‘Tsunami of Negatives’ to Sink $2.8 Billion India-Bond Support
(Bloomberg) -- Prime Minister Narendra Modi’s government appears set to trim its borrowings for the second time this year.
Even so, the prospect of smaller debt sales is doing little to lift the pall over the battered Indian bond market. It’s not hard to see why, with headlines bringing in a barrage of bad news, from rising oil prices and a tumbling rupee to the debt crisis at a lender and a cash crunch in the banking system. The relief may be temporary, traders say.
“There’s been a tsunami of negatives, coming wave after wave, and this positive doesn’t stand a chance,” Naveen Singh, head of fixed-income trading at ICICI Securities Primary Dealership Ltd. in Mumbai, said by phone.
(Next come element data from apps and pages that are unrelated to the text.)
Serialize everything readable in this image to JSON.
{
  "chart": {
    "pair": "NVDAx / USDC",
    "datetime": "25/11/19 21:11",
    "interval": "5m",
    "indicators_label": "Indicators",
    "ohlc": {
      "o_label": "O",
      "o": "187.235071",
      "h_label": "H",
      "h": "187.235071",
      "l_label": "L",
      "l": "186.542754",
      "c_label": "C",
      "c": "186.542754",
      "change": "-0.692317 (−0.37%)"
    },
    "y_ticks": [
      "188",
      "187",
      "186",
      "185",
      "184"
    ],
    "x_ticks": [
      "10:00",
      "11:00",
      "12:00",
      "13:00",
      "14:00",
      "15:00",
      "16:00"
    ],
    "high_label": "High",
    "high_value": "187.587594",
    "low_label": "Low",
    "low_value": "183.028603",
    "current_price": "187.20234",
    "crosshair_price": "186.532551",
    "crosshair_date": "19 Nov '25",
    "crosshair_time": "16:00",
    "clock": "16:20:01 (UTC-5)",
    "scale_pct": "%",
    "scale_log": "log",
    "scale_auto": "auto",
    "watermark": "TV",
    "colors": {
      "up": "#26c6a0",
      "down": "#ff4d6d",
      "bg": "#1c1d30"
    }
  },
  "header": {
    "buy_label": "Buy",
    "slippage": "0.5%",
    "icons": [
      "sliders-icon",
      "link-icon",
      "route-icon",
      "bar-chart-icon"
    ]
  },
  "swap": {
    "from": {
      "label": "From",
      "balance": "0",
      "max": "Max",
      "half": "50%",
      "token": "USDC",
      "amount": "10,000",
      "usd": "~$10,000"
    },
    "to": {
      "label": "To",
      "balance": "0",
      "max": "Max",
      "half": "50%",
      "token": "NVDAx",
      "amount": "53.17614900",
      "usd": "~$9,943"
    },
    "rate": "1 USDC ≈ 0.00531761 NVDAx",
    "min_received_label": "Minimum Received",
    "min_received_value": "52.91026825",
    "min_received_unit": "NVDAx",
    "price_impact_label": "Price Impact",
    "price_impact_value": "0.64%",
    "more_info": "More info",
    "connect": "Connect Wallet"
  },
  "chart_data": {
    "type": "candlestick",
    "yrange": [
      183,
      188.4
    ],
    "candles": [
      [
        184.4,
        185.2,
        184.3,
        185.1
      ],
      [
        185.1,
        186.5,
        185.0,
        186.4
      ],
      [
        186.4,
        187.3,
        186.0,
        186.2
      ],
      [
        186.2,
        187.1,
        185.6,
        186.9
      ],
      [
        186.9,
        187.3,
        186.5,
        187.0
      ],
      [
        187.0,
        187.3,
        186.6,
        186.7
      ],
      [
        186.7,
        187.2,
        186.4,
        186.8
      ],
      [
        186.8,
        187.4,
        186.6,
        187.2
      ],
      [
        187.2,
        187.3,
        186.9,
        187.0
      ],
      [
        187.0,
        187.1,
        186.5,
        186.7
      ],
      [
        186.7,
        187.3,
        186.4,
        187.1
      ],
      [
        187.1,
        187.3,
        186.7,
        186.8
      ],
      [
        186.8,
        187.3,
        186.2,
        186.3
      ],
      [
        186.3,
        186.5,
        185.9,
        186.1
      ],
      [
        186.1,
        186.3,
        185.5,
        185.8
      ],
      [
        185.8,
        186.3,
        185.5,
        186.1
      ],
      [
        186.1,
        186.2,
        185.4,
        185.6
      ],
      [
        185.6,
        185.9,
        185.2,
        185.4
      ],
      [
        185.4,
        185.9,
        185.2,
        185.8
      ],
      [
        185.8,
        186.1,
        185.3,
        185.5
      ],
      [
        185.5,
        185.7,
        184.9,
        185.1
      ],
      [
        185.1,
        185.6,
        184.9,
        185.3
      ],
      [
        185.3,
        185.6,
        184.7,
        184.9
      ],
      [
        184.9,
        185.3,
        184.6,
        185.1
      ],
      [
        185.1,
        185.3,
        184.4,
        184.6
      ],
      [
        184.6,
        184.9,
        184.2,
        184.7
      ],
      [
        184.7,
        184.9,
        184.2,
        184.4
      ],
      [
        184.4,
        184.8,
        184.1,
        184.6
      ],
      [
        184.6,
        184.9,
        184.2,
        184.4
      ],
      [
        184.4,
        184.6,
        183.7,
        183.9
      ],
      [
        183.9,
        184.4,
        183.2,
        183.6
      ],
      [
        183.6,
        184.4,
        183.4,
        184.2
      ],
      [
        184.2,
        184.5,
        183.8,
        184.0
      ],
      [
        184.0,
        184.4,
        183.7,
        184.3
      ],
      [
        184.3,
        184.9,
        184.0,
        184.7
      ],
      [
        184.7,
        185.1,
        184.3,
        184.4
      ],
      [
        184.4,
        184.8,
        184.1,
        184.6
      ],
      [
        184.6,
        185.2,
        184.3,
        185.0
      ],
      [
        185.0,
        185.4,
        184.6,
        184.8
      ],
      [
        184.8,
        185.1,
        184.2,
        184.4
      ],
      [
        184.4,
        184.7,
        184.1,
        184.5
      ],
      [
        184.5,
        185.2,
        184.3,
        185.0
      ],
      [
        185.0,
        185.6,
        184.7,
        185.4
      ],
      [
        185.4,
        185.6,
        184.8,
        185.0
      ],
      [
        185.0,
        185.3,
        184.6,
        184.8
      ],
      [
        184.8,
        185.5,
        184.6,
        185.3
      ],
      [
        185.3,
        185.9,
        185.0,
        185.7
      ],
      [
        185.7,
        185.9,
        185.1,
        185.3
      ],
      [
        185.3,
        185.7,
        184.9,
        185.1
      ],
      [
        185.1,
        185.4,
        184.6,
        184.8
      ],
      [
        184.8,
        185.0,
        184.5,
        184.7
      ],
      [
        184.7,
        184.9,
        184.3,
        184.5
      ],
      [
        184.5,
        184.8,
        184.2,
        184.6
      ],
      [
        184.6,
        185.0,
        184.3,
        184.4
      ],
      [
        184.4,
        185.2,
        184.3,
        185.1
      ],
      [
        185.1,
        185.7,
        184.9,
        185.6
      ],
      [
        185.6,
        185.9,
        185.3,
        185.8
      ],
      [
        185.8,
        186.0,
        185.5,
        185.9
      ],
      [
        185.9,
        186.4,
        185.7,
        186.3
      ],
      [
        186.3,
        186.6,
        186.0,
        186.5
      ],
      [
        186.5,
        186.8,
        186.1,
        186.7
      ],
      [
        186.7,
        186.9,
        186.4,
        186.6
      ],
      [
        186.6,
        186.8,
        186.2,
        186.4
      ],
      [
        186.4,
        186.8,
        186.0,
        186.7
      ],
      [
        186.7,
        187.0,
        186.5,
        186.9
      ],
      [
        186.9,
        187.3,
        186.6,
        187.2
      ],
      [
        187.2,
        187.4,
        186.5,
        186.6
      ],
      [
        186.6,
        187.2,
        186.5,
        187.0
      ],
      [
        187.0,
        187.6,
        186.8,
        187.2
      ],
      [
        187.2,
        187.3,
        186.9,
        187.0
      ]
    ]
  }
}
The government is likely to borrow 2.48 trillion rupees ($34 billion) in the six months to March 31, or 200 billion rupees less than the budgeted estimate, Singh said, citing market expectations after a recent media report. Debt sales for the fiscal first-half were lowered by 500 billion rupees as bonds faced the worst rout in at least two decades.
The boost to bonds after the first cut early this year failed to endure. Sovereign bonds have slid in seven of the past nine months, sending 10-year yields to a four-year high, as global funds remain net sellers amid a rout in emerging markets. They’ve pulled $6.8 billion from rupee debt this year, the most among Asian markets tracked by Bloomberg.
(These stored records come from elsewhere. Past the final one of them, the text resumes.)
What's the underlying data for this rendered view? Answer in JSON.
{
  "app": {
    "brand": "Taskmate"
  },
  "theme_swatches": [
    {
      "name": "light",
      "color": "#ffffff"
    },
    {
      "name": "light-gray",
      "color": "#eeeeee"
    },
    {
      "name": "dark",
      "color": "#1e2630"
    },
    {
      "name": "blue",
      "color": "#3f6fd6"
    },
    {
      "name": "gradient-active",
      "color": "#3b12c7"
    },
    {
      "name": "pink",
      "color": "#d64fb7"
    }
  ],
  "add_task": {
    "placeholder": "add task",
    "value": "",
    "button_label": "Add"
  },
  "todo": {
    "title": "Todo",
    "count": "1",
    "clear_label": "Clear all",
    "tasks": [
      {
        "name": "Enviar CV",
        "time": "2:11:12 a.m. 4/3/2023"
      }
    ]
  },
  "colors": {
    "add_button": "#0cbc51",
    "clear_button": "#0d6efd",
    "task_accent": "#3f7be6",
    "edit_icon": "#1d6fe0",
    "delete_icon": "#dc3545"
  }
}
The yield on the benchmark 10-year bond was little changed at 8.07 percent as of 12:00 noon in Mumbai, after declining five basis points on Wednesday. The rupee fell 0.1 percent to 72.70 per dollar.
The outcome of the Reserve Bank of India’s meeting next week will also have a bearing on bond yields, said Singh. The yield may jump to 8.25 percent if the central bank raises rates, which would confirm market expectations of as many as four more increases from just two after the last meet in August, he said. Economists see the repurchase rate rising to 6.75 percent by the end of the second quarter of next year, versus the first quarter of 2020 previously, according to the latest Bloomberg survey.
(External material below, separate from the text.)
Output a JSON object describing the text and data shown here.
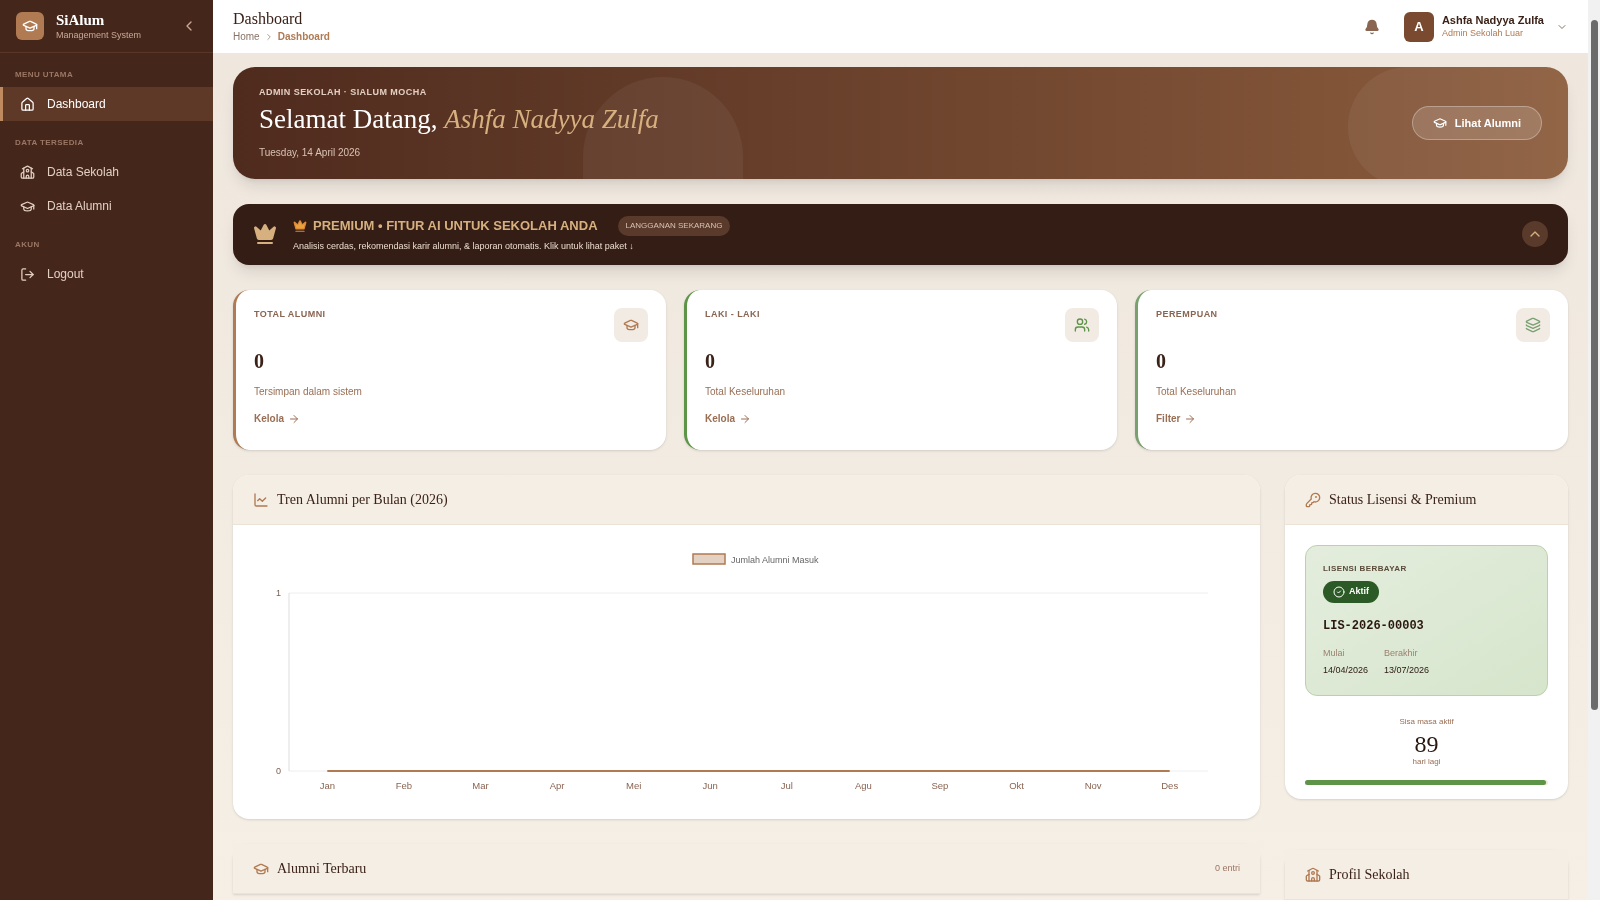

A reduction in the government’s borrowing by 200-300 billion rupees could lead to a modest drop in yields, said Vijay Sharma, head of fixed-income at PNB Gilts Ltd. in New Delhi.
India may cut gross borrowings for the second half of the fiscal year more than previously announced, BTVI television channel reported Friday. Finance ministry and RBI officials will likely meet Sept. 28 to decide October-to-March debt sale plan, the channel said.
“A deep rally in the current environment is not easy to come by,” Sharma said by phone. “I don’t think traders will be too willing to buy the dip right now.”
©2018 Bloomberg L.P.